At the center of the galaxy OJ 287, lies one of the most massive black holes known, a colossal object weighing 18 billion times the mass of the Sun. It's surrounded by a disk of hot material and orbited by another, smaller black hole. This one is 150 million solar masses, lightweight in comparison, but still over 30 times the mass of Sagittarius A*, the black hole located at the heart of the Milky Way.
This unusual setup produces a distinct signature flare. Every time the smaller black hole passes through the disk of material surrounding the larger, a flare of energy brighter than a trillion stars combined is released. This happens twice every 12 years, but at irregular intervals due to the complex interaction between the massive objects.
Attempting to model the two bodies to estimate when a flare may occur has been a challenge for astronomers. One model in 2010 managed to predict a flare in December 2015 to within three weeks. In 2018, astronomers in India, led by Lankeswar Dey, a graduate student at the Tata Institute of Fundamental Research in Mumbai, produced a model that predicted a flare would occur on July 31, 2019, with an uncertainty of just four hours. Now, as reported in The Astrophysical Journal Letters, those researchers have described observing it, confirming their model is correct.
The observations were only possible thanks to NASA’s Spitzer observatory, the infrared space telescope that was retired early this year, and the reason is actually quite simple. OJ 287 was actually behind the Sun from the Earth’s position, but as Spitzer was in a trailing orbit, far away from Earth, it was in the right place at the right time to catch the flare.
"When I first checked the visibility of OJ 287, I was shocked to find that it became visible to Spitzer right on the day when the next flare was predicted to occur," lead author Seppo Laine, an associate staff scientist at Caltech/IPAC, who oversaw Spitzer's observations of the system, said in a statement. "It was extremely fortunate that we would be able to capture the peak of this flare with Spitzer because no other human-made instruments were capable of achieving this feat at that specific point in time."
The accurate predictions were down to a deep understanding of gravity and black holes. These two massive objects release energy as gravitational waves as they orbit each other. The larger the object's mass, the larger the gravitational waves generated, and it's though the waves from the larger black hole here are so energetic that they alter the orbit of the smaller black hole. The inclusion of this into the model reduced the window of when a flare may occur to just 36 hours.

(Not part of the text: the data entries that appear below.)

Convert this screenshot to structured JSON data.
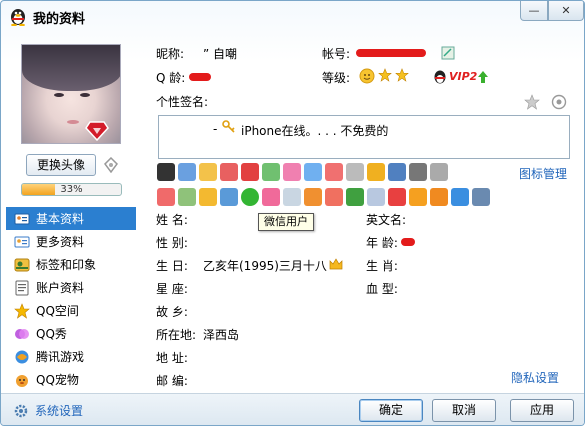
{
  "window": {
    "title": "我的资料",
    "min_glyph": "—",
    "close_glyph": "✕"
  },
  "left": {
    "change_avatar_label": "更换头像",
    "completion_percent": 33,
    "completion_text": "33%",
    "nav": [
      {
        "label": "基本资料",
        "icon": "id-card-icon",
        "active": true
      },
      {
        "label": "更多资料",
        "icon": "more-info-icon",
        "active": false
      },
      {
        "label": "标签和印象",
        "icon": "tag-icon",
        "active": false
      },
      {
        "label": "账户资料",
        "icon": "account-icon",
        "active": false
      },
      {
        "label": "QQ空间",
        "icon": "qzone-star-icon",
        "active": false
      },
      {
        "label": "QQ秀",
        "icon": "qq-show-icon",
        "active": false
      },
      {
        "label": "腾讯游戏",
        "icon": "games-icon",
        "active": false
      },
      {
        "label": "QQ宠物",
        "icon": "pet-icon",
        "active": false
      }
    ]
  },
  "profile": {
    "nickname_label": "昵称:",
    "nickname_value": "” 自嘲",
    "account_label": "帐号:",
    "qq_age_label": "Q 龄:",
    "level_label": "等级:",
    "vip_text": "VIP2",
    "signature_label": "个性签名:",
    "signature_text": "- 🔑 iPhone在线。. . . 不免费的",
    "signature_prefix": "-",
    "signature_body": "iPhone在线。. . . 不免费的",
    "icon_manage_label": "图标管理",
    "tooltip": "微信用户",
    "fields_left": [
      {
        "label": "姓    名:",
        "value": ""
      },
      {
        "label": "性    别:",
        "value": ""
      },
      {
        "label": "生    日:",
        "value": "乙亥年(1995)三月十八"
      },
      {
        "label": "星    座:",
        "value": ""
      },
      {
        "label": "故    乡:",
        "value": ""
      },
      {
        "label": "所在地:",
        "value": "泽西岛"
      },
      {
        "label": "地    址:",
        "value": ""
      },
      {
        "label": "邮    编:",
        "value": ""
      }
    ],
    "fields_right": [
      {
        "label": "英文名:",
        "value": ""
      },
      {
        "label": "年    龄:",
        "value": ""
      },
      {
        "label": "生    肖:",
        "value": ""
      },
      {
        "label": "血    型:",
        "value": ""
      }
    ],
    "privacy_label": "隐私设置"
  },
  "footer": {
    "system_settings_label": "系统设置",
    "ok_label": "确定",
    "cancel_label": "取消",
    "apply_label": "应用"
  },
  "colors": {
    "accent": "#2b7fd0",
    "link": "#2266bb",
    "redaction": "#e31b1b",
    "progress": "#f2a420"
  }
}
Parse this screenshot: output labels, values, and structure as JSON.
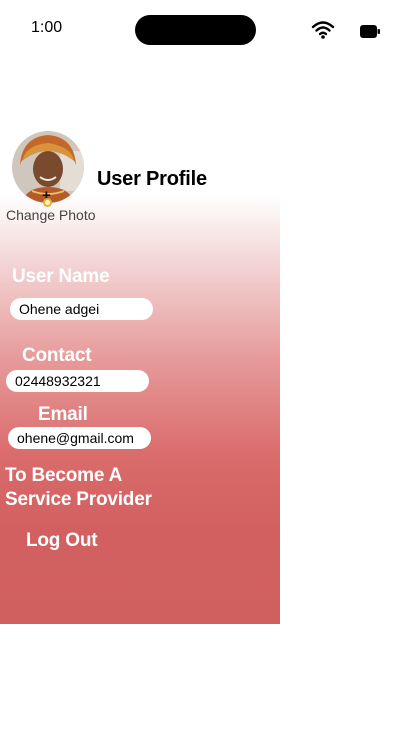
{
  "status_bar": {
    "time": "1:00"
  },
  "header": {
    "title": "User Profile",
    "change_photo": "Change Photo",
    "plus_glyph": "+"
  },
  "form": {
    "user_name": {
      "label": "User Name",
      "value": "Ohene adgei"
    },
    "contact": {
      "label": "Contact",
      "value": "02448932321"
    },
    "email": {
      "label": "Email",
      "value": "ohene@gmail.com"
    }
  },
  "actions": {
    "become_provider_line1": "To  Become  A",
    "become_provider_line2": "Service Provider",
    "logout": "Log Out"
  },
  "colors": {
    "panel_top": "#ffffff",
    "panel_bottom": "#d05f5f",
    "label_text": "#ffffff",
    "field_bg": "#ffffff"
  }
}
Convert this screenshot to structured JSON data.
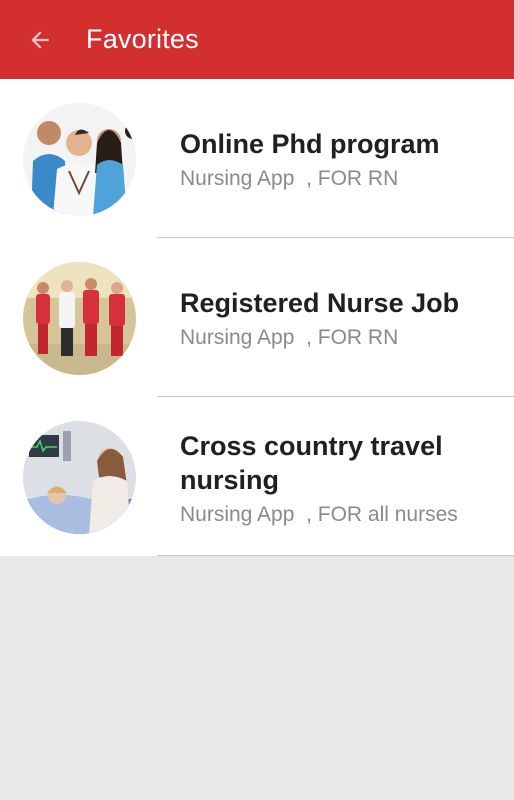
{
  "app_bar": {
    "title": "Favorites",
    "back_icon": "arrow-left-icon",
    "color": "#d32f2f"
  },
  "favorites": [
    {
      "title": "Online Phd program",
      "subtitle": "Nursing App  , FOR RN"
    },
    {
      "title": "Registered Nurse Job",
      "subtitle": "Nursing App  , FOR RN"
    },
    {
      "title": "Cross country travel nursing",
      "subtitle": "Nursing App  , FOR all nurses"
    }
  ]
}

The final nine-fold improvement was due to the inclusion of the “no-hair theorem”, the idea that a black hole's properties boil down to three classical parameters: mass, electric charge, and angular momentum, and all the other information is not necessary. The orbit of the smaller black hole is influenced only by the mass of the larger one, and this mass is uniformly distributed within the event horizon. If major disagreements with the no-hair theorem were happening, this system would show it.
"It is important to black hole scientists that we prove or disprove the no-hair theorem. Without it, we cannot trust that black holes as envisaged by Hawking and others exist at all," said Mauri Valtonen, an astrophysicist at the University of Turku in Finland and a co-author on the paper.
The complex dance of these two incredible objects is not just a cosmic spectacle, but a unique window in the physics of black holes.